------ INFORMATION SHOWN

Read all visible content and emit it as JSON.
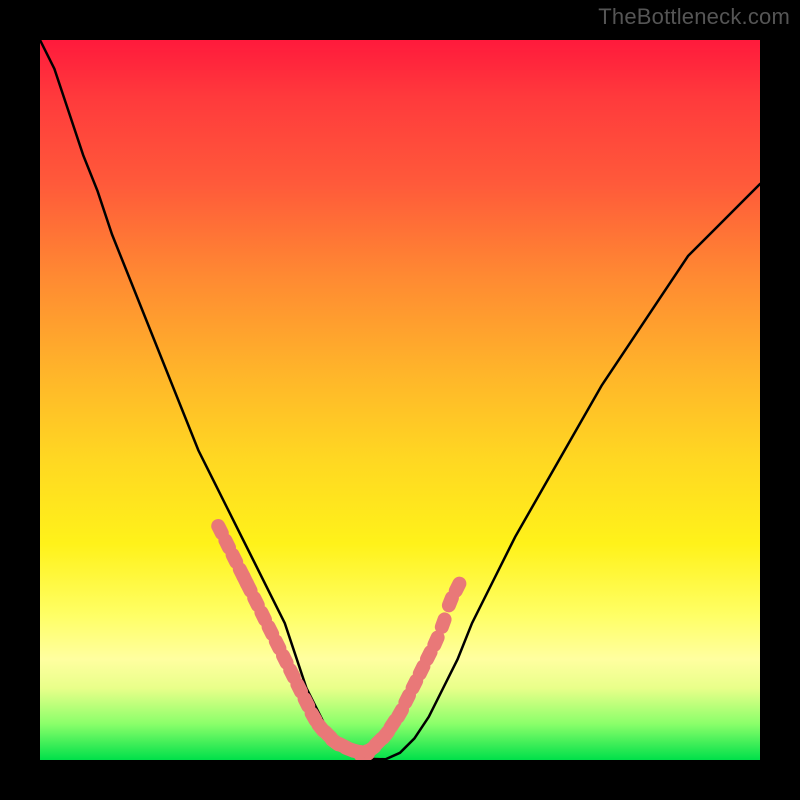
{
  "watermark": "TheBottleneck.com",
  "colors": {
    "frame_bg": "#000000",
    "marker": "#e97878",
    "curve": "#000000",
    "gradient_stops": [
      "#ff1a3c",
      "#ff5a3a",
      "#ffb42a",
      "#fff21a",
      "#ffffa0",
      "#00e04a"
    ]
  },
  "chart_data": {
    "type": "line",
    "title": "",
    "xlabel": "",
    "ylabel": "",
    "xlim": [
      0,
      100
    ],
    "ylim": [
      0,
      100
    ],
    "x": [
      0,
      2,
      4,
      6,
      8,
      10,
      12,
      14,
      16,
      18,
      20,
      22,
      24,
      26,
      28,
      30,
      32,
      34,
      35,
      36,
      37,
      38,
      39,
      40,
      41,
      42,
      43,
      44,
      46,
      48,
      50,
      52,
      54,
      56,
      58,
      60,
      63,
      66,
      70,
      74,
      78,
      82,
      86,
      90,
      94,
      98,
      100
    ],
    "values": [
      100,
      96,
      90,
      84,
      79,
      73,
      68,
      63,
      58,
      53,
      48,
      43,
      39,
      35,
      31,
      27,
      23,
      19,
      16,
      13,
      10,
      8,
      6,
      4,
      2.5,
      1.5,
      0.8,
      0.4,
      0.15,
      0.1,
      1,
      3,
      6,
      10,
      14,
      19,
      25,
      31,
      38,
      45,
      52,
      58,
      64,
      70,
      74,
      78,
      80
    ],
    "series": [
      {
        "name": "markers-left",
        "x": [
          25,
          26,
          27,
          28,
          28.5,
          29,
          30,
          31,
          32,
          33,
          34,
          35,
          36,
          37,
          38,
          39,
          40,
          41,
          42,
          43,
          44,
          45
        ],
        "values": [
          32,
          30,
          28,
          26,
          25,
          24,
          22,
          20,
          18,
          16,
          14,
          12,
          10,
          8,
          6,
          4.5,
          3.5,
          2.5,
          2,
          1.5,
          1.2,
          1
        ]
      },
      {
        "name": "markers-right",
        "x": [
          45,
          46,
          47,
          48,
          49,
          50,
          51,
          52,
          53,
          54,
          55,
          56,
          57,
          58
        ],
        "values": [
          1,
          1.5,
          2.5,
          3.5,
          5,
          6.5,
          8.5,
          10.5,
          12.5,
          14.5,
          16.5,
          19,
          22,
          24
        ]
      }
    ],
    "legend": false,
    "grid": false
  }
}
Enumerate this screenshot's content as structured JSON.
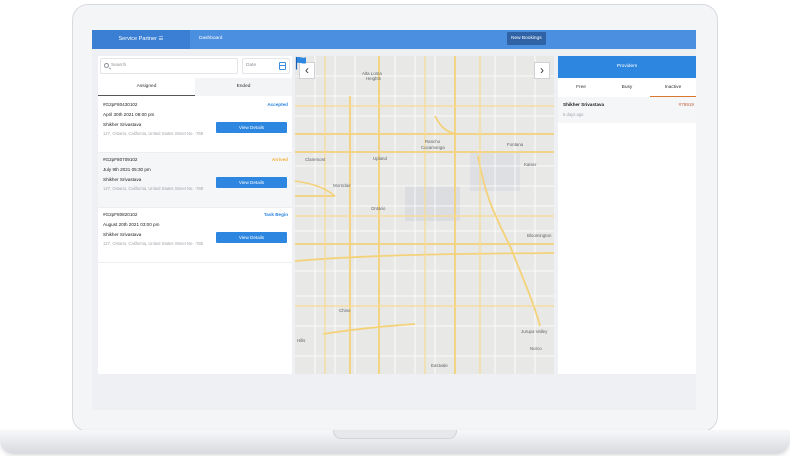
{
  "topbar": {
    "brand": "Service Partner ☰",
    "nav_dashboard": "Dashboard",
    "new_bookings": "New Bookings"
  },
  "left": {
    "search_placeholder": "Search",
    "date_placeholder": "Date",
    "tabs": [
      "Assigned",
      "Ended"
    ],
    "bookings": [
      {
        "id": "#G2pF80430102",
        "status": "Accepted",
        "status_color": "#2d86e0",
        "datetime": "April 30th 2021 08:00 pm",
        "name": "Shikher Srivastava",
        "address": "127, Ontario, California, United States Street No. -788",
        "action": "View Details"
      },
      {
        "id": "#G2pF80709102",
        "status": "Arrived",
        "status_color": "#f2b13a",
        "datetime": "July 9th 2021 05:30 pm",
        "name": "Shikher Srivastava",
        "address": "127, Ontario, California, United States Street No. -788",
        "action": "View Details"
      },
      {
        "id": "#G2pF80820102",
        "status": "Task Begin",
        "status_color": "#2d86e0",
        "datetime": "August 20th 2021 03:00 pm",
        "name": "Shikher Srivastava",
        "address": "127, Ontario, California, United States Street No. -788",
        "action": "View Details"
      }
    ]
  },
  "map": {
    "places": [
      "Alta Loma",
      "Heights",
      "Rancho",
      "Cucamonga",
      "Upland",
      "Claremont",
      "Montclair",
      "Ontario",
      "Fontana",
      "Kaiser",
      "Bloomington",
      "Chino",
      "Jurupa Valley",
      "Eastvale",
      "Norco",
      "Hills"
    ],
    "marker_icon": "flag-icon",
    "prev_icon": "chevron-left-icon",
    "next_icon": "chevron-right-icon"
  },
  "right": {
    "header": "Providers",
    "tabs": [
      "Free",
      "Busy",
      "Inactive"
    ],
    "provider": {
      "name": "Shikher Srivastava",
      "code": "#78919",
      "ago": "5 days ago"
    }
  }
}
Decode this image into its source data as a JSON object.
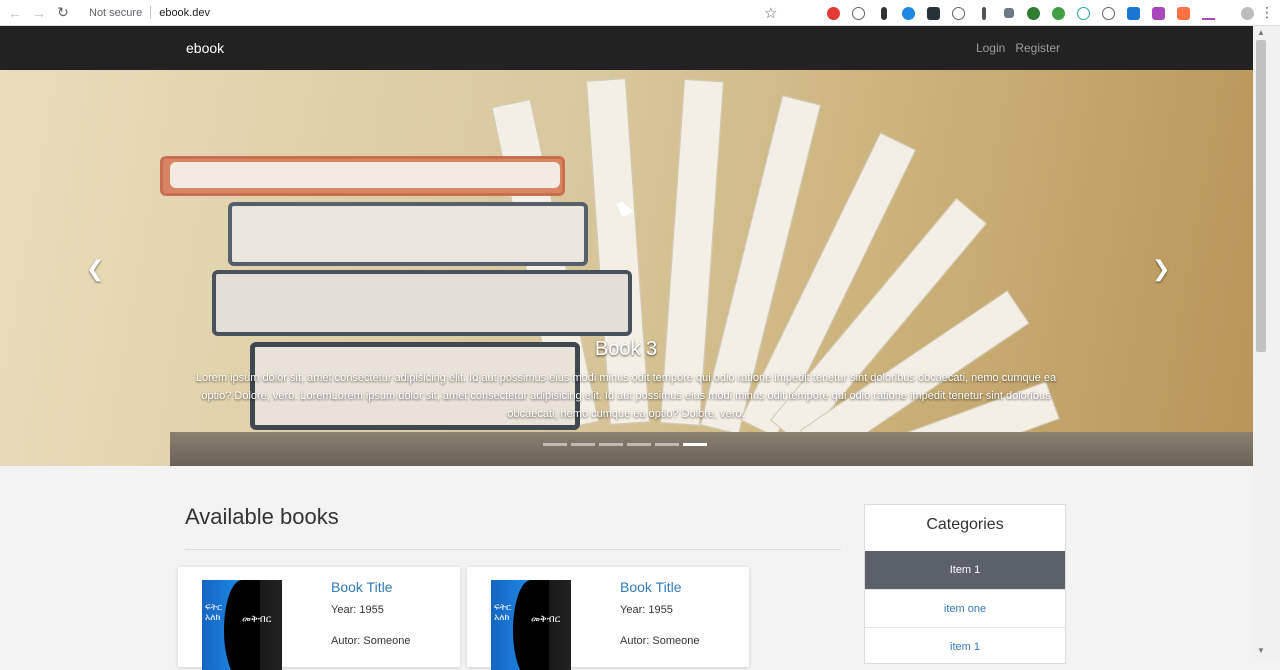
{
  "browser": {
    "security_label": "Not secure",
    "url": "ebook.dev"
  },
  "navbar": {
    "brand": "ebook",
    "login": "Login",
    "register": "Register"
  },
  "carousel": {
    "caption_title": "Book 3",
    "caption_text": "Lorem ipsum dolor sit, amet consectetur adipisicing elit. Id aut possimus eius modi minus odit tempore qui odio ratione impedit tenetur sint doloribus obcaecati, nemo cumque ea optio? Dolore, vero. LoremLorem ipsum dolor sit, amet consectetur adipisicing elit. Id aut possimus eius modi minus odit tempore qui odio ratione impedit tenetur sint doloribus obcaecati, nemo cumque ea optio? Dolore, vero.",
    "prev_icon": "chevron-left-icon",
    "next_icon": "chevron-right-icon",
    "slide_count": 6,
    "active_slide": 6
  },
  "main": {
    "section_title": "Available books",
    "books": [
      {
        "title": "Book Title",
        "year": "Year: 1955",
        "author": "Autor: Someone",
        "cover_text_left": "ፍትር\nአለክ",
        "cover_text_right": "መቅብር"
      },
      {
        "title": "Book Title",
        "year": "Year: 1955",
        "author": "Autor: Someone",
        "cover_text_left": "ፍትር\nአለክ",
        "cover_text_right": "መቅብር"
      }
    ]
  },
  "sidebar": {
    "title": "Categories",
    "items": [
      {
        "label": "Item 1",
        "active": true
      },
      {
        "label": "item one",
        "active": false
      },
      {
        "label": "item 1",
        "active": false
      }
    ]
  },
  "colors": {
    "navbar_bg": "#222222",
    "link": "#337ab7",
    "active_category": "#5a6169"
  }
}
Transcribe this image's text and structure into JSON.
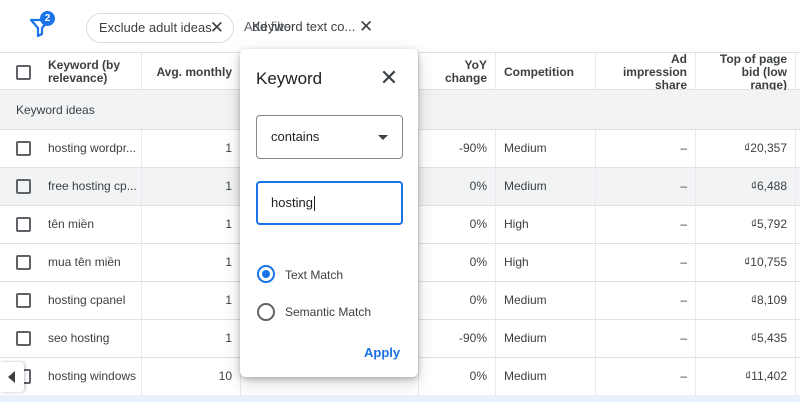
{
  "filter_bar": {
    "badge_count": "2",
    "chips": [
      {
        "label": "Exclude adult ideas"
      },
      {
        "label_back": "Add filter",
        "label_front": "Keyword text co..."
      }
    ]
  },
  "table": {
    "columns": [
      "Keyword (by relevance)",
      "Avg. monthly",
      "YoY change",
      "Competition",
      "Ad impression share",
      "Top of page bid (low range)"
    ],
    "section_label": "Keyword ideas",
    "rows": [
      {
        "keyword": "hosting wordpr...",
        "avg": "1",
        "yoy": "-90%",
        "competition": "Medium",
        "share": "–",
        "bid": "₫20,357"
      },
      {
        "keyword": "free hosting cp...",
        "avg": "1",
        "yoy": "0%",
        "competition": "Medium",
        "share": "–",
        "bid": "₫6,488"
      },
      {
        "keyword": "tên miền",
        "avg": "1",
        "yoy": "0%",
        "competition": "High",
        "share": "–",
        "bid": "₫5,792"
      },
      {
        "keyword": "mua tên miền",
        "avg": "1",
        "yoy": "0%",
        "competition": "High",
        "share": "–",
        "bid": "₫10,755"
      },
      {
        "keyword": "hosting cpanel",
        "avg": "1",
        "yoy": "0%",
        "competition": "Medium",
        "share": "–",
        "bid": "₫8,109"
      },
      {
        "keyword": "seo hosting",
        "avg": "1",
        "yoy": "-90%",
        "competition": "Medium",
        "share": "–",
        "bid": "₫5,435"
      },
      {
        "keyword": "hosting windows",
        "avg": "10",
        "yoy": "0%",
        "competition": "Medium",
        "share": "–",
        "bid": "₫11,402"
      }
    ]
  },
  "dialog": {
    "title": "Keyword",
    "operator": "contains",
    "input_value": "hosting",
    "options": [
      "Text Match",
      "Semantic Match"
    ],
    "selected_option": "Text Match",
    "apply_label": "Apply"
  },
  "colors": {
    "accent": "#1a73e8",
    "highlight_row": "#f1f3f4",
    "border": "#e0e0e0"
  },
  "icons": {
    "filter": "filter-icon",
    "close": "close-icon",
    "dropdown": "caret-down-icon",
    "scroll_left": "chevron-left-icon"
  }
}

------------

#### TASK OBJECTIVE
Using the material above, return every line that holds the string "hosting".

#### RESULT
        "keyword": "hosting wordpr...",
        "keyword": "free hosting cp...",
        "keyword": "hosting cpanel",
        "keyword": "seo hosting",
        "keyword": "hosting windows",
    "input_value": "hosting",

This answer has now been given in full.